Less alcohol. Previously, I liked to have a drink in the evening. Whether with dinner, for a social event, or just as a nightcap—it was something I enjoyed pretty regularly. But I realized it was absolutely killing my sleep. If you’re ever gone for a big night out and woken up the following morning with rampant anxiety, alcohol induces anxiety in the same way even at more modest levels of consumption. It may quell anxiety in the moment; but you pay for that later on. That realization was huge for me. I had always kinda assumed there was no harm in having a drink or two in the evening. Not every night. But a few nights a week, absolutely. The evening is fractionally more enjoyable that way. So why not? Taking sleep seriously really gave me answer to that question. What’s really more enjoyable is waking up the next day well-rested with a full slate of energy. (I know. I’m old.)
Anyway, speaking of alcohol, there’s a point in Huberman’s conversation with Matthew Walker where Huberman asks him pointblank: Is there any way to have an alcoholic drink in the evening, even a single one, and not have it affect your sleep? Walker says, unfortunately no.
Walker then outlines his understanding of the evidence of how alcohol affects sleep—which is essentially that alcohol makes it easier to fall asleep but it screws with the architecture of the night’s sleep cycle, and that’s is where the real restfulness comes from. But then Walker put an addendum on that prescription. His goal is to give people to the power to make informed choices. To allow them to make adult trade-offs based on evidence and not just assumption or supposition. As he put it: “but I also want to say, life is to be loved to a certain degree. It’s all about checks and balances.” Go ahead. Have a drink if you want. One poor night of sleep isn’t going to kill you. You just have to know what you doing.

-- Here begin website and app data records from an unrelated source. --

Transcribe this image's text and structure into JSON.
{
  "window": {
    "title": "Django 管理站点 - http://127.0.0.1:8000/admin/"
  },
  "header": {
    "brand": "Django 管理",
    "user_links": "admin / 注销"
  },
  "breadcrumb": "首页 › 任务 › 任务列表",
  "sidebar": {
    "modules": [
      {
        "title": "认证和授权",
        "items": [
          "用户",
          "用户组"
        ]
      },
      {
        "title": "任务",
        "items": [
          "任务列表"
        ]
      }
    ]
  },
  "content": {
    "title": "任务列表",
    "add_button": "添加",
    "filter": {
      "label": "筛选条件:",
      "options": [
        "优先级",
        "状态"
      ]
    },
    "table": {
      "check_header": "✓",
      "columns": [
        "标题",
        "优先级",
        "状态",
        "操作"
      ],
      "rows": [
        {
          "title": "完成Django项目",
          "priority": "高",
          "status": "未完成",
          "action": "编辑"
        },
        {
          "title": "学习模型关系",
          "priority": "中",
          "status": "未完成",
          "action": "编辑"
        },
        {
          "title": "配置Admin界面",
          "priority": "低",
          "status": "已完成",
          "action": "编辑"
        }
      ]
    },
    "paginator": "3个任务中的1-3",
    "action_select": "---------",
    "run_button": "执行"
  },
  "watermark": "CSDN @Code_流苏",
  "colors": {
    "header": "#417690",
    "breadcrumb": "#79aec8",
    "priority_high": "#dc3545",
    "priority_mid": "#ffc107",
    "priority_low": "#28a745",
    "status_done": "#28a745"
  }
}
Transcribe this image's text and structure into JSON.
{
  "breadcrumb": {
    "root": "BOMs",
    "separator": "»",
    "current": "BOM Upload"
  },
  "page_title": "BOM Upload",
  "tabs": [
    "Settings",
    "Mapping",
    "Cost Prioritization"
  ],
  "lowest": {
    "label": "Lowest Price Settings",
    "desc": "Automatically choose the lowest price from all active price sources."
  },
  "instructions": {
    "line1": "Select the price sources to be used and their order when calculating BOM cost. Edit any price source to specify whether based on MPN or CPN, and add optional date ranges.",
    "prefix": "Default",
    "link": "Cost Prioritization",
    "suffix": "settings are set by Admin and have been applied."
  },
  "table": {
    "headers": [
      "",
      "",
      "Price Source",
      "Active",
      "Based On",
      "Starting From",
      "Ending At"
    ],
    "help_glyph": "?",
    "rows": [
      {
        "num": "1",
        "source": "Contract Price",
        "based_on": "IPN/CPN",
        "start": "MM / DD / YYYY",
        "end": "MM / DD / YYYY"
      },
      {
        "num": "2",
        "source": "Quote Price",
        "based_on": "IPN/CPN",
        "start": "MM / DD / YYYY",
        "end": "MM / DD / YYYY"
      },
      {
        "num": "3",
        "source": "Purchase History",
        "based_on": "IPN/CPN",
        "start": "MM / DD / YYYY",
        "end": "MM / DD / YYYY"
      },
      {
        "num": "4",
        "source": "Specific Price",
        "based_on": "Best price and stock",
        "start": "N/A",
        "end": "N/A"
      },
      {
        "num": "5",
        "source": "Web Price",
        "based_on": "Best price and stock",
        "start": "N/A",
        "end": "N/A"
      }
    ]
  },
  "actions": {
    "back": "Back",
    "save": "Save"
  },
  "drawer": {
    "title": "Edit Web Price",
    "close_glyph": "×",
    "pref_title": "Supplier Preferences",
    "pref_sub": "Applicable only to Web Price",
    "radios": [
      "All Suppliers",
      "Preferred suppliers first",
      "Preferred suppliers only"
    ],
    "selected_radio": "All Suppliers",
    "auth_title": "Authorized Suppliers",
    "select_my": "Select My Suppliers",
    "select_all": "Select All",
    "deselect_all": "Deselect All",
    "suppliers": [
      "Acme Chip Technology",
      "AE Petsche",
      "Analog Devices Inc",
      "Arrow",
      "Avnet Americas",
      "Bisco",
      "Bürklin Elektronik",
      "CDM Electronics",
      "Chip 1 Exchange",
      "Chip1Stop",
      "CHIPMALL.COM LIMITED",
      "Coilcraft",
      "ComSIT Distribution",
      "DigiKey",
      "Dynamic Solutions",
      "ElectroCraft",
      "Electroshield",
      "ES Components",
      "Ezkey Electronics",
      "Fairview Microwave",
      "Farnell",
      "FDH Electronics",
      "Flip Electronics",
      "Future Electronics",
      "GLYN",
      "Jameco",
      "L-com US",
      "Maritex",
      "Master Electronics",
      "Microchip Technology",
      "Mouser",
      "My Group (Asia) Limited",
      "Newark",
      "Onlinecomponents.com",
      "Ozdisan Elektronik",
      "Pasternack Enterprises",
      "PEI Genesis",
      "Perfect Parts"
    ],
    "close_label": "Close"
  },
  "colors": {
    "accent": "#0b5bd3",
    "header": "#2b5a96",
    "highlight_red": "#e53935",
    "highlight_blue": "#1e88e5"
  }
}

He even admitted to being a little too gung-ho sleep-well-at-all-costs when he first started gaining prominence on a public stage. I appreciated that. And I really felt like in his recent material he’s struck a nice balance. Sleep isn’t a primary experience of meaning. Unless you’re the “sleep guy” it’s never going to be the thing you derive meaning from directly. But I’ve come to think of it as a kind of secondary structure of meaning. My mood has improved. It’s easier to have a favorable interpretation of life’s events and activities. And so I’ve come to believe that sleep is actually a crucial part of meaningful engagement. Sleep supports—and potentially even augments—the perception of meaning in other activities. The painting itself may be what’s meaningful. But the artist still needs to start with a clean canvas.